For advisors who have hit “the wall” and are realizing they need a partner to climb over it, or perhaps are launching an advisory firm and wish to find a partner with a complementary skillset to grow more effectively from the start, there’s still one key question: how do you find the “right” partner in the first place?
In practice, I find that most advisors seem to find partners from their existing personal and professional networks – most commonly fellow advisors from their existing platform (e.g., at their current custodian or broker-dealer), or via a shared group affiliation (e.g., fellow advisors from the Financial Planning Association or NAPFA).
In turn, this implies that one significant virtue of going to financial advisor conferences is the opportunity to meet and “network” with other advisors, who may someday become business partners. Not because the advisor necessarily goes to the conference to find a partner, per se, but because the professional connections made there often turn into partnerships later as needs and circumstances change. Anecdotally, I find that most partnerships come about from advisors who have “known each other for years” and ultimately decided to either merge their practices, or form a new business together, because there was finally an alignment of goals and interests at a time that was mutually beneficial for both to pursue the effort.

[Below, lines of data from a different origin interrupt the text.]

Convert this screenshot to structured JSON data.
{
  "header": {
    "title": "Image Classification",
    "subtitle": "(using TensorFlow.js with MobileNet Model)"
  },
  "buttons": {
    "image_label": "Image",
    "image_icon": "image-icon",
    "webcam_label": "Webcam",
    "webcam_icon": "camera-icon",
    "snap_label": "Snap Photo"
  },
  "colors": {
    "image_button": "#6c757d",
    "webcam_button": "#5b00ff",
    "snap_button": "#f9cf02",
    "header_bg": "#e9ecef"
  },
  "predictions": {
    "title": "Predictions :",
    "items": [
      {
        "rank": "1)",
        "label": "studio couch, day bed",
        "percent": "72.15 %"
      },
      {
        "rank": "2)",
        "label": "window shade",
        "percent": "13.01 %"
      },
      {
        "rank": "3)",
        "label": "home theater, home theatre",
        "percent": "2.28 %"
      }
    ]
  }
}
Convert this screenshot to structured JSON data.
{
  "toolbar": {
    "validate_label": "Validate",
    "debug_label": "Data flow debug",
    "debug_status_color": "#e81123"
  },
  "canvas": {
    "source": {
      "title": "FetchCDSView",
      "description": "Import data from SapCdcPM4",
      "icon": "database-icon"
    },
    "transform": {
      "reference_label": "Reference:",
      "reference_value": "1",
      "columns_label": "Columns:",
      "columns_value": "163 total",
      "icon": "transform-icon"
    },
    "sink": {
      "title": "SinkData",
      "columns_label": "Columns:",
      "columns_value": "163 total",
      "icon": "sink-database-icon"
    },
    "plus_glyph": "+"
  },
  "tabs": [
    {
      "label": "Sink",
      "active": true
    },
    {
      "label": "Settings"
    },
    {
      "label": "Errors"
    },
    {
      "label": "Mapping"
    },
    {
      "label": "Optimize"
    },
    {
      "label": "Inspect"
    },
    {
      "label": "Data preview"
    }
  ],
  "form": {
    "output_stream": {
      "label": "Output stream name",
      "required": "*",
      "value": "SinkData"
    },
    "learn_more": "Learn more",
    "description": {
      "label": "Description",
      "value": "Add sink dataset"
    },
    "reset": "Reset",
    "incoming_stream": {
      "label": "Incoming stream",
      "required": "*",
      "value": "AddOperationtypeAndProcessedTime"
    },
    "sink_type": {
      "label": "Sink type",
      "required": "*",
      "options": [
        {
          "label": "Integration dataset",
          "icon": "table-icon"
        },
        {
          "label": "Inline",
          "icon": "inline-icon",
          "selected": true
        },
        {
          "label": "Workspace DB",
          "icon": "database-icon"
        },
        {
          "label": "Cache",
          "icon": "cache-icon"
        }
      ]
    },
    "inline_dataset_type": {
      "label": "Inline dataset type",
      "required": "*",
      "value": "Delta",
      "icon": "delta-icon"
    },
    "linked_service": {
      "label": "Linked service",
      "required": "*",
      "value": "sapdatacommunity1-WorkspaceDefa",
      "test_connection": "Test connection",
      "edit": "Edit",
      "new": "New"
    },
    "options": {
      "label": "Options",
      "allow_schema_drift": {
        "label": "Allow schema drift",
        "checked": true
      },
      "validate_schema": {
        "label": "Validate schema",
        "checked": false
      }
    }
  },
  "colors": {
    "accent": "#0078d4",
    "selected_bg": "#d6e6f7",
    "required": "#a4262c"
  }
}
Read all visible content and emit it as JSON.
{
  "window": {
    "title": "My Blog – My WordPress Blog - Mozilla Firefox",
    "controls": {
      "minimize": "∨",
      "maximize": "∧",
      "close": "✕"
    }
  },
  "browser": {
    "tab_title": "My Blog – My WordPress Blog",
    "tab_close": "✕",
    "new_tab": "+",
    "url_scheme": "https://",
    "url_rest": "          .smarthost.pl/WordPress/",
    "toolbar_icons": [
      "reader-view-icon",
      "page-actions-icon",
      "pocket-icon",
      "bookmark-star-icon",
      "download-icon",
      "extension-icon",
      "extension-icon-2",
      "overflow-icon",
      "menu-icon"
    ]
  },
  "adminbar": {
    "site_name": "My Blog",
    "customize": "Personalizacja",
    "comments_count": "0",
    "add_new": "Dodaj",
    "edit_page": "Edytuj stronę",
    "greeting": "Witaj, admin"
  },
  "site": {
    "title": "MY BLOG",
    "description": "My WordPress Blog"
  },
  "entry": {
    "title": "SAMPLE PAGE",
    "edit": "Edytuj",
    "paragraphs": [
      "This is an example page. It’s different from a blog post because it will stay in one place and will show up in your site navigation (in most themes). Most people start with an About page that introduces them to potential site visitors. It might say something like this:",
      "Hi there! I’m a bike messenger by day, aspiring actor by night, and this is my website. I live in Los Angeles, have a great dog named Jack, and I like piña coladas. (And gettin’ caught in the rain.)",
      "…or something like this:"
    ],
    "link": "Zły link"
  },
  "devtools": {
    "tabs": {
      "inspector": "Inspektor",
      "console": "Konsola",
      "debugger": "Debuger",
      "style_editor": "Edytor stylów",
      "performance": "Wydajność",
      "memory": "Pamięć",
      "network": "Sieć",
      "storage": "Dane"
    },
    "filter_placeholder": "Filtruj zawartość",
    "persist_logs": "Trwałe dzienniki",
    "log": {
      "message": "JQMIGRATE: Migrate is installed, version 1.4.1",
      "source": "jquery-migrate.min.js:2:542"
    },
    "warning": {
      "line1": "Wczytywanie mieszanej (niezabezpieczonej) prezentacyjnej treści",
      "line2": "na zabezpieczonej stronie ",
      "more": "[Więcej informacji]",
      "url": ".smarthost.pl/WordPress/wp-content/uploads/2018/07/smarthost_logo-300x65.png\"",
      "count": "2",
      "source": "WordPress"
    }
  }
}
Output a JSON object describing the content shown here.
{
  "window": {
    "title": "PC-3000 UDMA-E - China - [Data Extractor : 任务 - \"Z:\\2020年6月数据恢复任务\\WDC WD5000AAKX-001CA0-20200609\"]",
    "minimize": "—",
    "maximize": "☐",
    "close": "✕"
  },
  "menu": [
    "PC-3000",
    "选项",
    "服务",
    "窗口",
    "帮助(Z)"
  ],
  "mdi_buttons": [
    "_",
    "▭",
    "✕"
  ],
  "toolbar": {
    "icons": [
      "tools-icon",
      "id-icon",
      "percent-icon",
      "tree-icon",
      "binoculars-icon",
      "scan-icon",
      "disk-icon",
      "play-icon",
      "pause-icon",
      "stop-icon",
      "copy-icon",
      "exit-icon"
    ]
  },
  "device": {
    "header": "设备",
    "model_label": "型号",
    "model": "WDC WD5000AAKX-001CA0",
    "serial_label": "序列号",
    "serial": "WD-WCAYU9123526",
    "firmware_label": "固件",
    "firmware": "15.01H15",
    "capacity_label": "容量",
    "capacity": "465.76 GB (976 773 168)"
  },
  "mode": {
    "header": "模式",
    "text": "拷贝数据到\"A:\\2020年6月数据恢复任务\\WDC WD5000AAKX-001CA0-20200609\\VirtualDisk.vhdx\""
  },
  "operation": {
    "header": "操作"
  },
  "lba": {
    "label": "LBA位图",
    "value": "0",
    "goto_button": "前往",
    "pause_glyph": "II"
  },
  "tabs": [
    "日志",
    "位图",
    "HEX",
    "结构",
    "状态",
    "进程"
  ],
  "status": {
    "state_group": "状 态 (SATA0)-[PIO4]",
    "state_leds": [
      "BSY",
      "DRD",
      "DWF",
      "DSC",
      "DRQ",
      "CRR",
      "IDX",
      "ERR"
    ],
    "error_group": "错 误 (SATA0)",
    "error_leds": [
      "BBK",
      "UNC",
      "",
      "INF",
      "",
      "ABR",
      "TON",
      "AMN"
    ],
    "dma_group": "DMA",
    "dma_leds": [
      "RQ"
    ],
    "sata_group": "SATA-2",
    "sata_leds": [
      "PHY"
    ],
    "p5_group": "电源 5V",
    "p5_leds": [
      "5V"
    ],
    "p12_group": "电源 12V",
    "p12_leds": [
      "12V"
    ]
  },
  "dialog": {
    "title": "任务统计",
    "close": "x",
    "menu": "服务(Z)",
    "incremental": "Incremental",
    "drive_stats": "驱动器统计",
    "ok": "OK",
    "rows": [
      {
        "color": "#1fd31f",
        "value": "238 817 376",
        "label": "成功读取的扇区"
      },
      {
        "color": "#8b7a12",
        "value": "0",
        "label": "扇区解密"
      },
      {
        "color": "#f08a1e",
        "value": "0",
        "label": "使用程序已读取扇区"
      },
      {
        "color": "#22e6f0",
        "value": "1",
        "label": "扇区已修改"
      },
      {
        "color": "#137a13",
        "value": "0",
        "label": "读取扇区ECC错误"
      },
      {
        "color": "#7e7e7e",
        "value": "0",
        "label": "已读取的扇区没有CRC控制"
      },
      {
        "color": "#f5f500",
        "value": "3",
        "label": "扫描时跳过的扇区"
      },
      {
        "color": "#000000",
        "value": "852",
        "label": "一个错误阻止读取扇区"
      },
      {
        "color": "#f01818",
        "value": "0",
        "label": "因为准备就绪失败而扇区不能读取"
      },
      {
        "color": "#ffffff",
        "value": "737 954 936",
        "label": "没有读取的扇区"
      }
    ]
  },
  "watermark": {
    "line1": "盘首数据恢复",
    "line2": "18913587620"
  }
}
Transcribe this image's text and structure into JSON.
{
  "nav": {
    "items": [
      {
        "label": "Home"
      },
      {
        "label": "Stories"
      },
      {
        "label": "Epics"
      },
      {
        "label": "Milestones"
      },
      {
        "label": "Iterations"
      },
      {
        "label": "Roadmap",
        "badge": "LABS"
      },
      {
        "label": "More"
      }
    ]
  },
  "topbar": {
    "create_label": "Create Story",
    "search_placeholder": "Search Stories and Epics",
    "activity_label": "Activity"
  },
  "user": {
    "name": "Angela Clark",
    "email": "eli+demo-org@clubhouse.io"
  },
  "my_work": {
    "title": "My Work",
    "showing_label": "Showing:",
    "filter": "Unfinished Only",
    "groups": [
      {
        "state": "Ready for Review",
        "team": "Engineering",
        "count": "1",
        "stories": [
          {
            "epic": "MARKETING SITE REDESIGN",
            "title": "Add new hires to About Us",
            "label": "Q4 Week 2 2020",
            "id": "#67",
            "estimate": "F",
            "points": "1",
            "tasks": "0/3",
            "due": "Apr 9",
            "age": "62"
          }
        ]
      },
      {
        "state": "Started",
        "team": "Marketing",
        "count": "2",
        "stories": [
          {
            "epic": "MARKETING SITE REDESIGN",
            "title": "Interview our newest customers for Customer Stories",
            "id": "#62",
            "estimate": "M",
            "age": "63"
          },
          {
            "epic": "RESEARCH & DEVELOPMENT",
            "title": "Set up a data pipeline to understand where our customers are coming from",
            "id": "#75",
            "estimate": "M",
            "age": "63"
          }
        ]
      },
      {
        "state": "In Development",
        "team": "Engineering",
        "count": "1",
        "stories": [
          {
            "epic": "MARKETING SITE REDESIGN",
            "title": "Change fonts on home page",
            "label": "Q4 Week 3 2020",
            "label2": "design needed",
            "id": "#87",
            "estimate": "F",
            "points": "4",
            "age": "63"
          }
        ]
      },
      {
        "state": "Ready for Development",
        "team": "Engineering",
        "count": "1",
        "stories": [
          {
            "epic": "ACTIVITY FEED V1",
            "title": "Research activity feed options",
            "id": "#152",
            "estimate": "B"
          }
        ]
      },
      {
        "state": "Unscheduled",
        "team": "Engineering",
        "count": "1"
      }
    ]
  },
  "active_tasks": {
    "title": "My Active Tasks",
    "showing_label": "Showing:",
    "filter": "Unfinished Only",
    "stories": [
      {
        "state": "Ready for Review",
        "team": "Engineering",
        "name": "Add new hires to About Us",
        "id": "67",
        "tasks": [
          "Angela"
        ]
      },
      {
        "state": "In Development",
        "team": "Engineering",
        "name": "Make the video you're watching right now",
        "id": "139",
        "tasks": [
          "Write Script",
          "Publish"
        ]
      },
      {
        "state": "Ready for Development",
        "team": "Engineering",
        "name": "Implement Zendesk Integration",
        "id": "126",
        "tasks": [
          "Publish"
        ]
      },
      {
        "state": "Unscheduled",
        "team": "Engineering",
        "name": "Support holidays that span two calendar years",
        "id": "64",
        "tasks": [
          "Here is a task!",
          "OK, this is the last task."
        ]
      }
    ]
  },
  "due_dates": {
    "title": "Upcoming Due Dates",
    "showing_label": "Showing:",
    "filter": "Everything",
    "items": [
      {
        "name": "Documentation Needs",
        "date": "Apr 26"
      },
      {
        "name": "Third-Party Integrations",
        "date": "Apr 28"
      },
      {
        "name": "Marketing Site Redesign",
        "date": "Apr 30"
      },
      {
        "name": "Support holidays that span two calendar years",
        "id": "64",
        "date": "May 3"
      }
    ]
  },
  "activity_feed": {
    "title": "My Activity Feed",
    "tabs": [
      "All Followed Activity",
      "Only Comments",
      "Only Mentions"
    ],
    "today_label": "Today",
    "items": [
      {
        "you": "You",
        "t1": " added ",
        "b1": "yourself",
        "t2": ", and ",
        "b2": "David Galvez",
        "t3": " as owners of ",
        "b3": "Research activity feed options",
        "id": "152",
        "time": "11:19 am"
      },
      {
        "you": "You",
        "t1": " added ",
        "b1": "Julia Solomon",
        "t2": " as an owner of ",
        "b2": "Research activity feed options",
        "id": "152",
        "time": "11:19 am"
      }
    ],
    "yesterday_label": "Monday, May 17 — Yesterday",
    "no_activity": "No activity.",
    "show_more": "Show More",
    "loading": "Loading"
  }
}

Of course, an important caveat to coming together with another advisor as a partner is that it’s still crucial to assess the business compatibility of the partnership. The mere fact that both advisors were success individually does not mean they will be effective at working together in a common business, whether because their personality styles are too different to effectively communicate and make decisions, or because their underlying personal drivers and motivations are too different to formulate a shared and common vision. Fortunately, there are at least some “financial advisor partnership compatibility” tools to help make that assessment up front, but more generally potential partners should recognize that compatibility is not automatic just because each individual was successful.
The bottom line, though, is simply that while financial advisors can leverage themselves with technology and staff support, there is a real limit to how large virtually any advisory firm can grow before it becomes necessary for more owners to contribute to the common business good. The upside is that doing so makes it possible for the partners collectively to build a business larger than what any could have created alone. But doing so successfully requires that the partners actually be able to craft a shared vision and effectively make decisions to work towards it; merely being successful individuals is not enough to ensure that it will be even better to work together!
So what do you think? Are you considering whether to add a financial advisor partner? Where have you looked to find one? Were you a solo advisor who added a partner, and was able to grow the business even larger? Have you ever been a partner in a partnership that didn’t work out, and have some ‘lessons learned’ to share?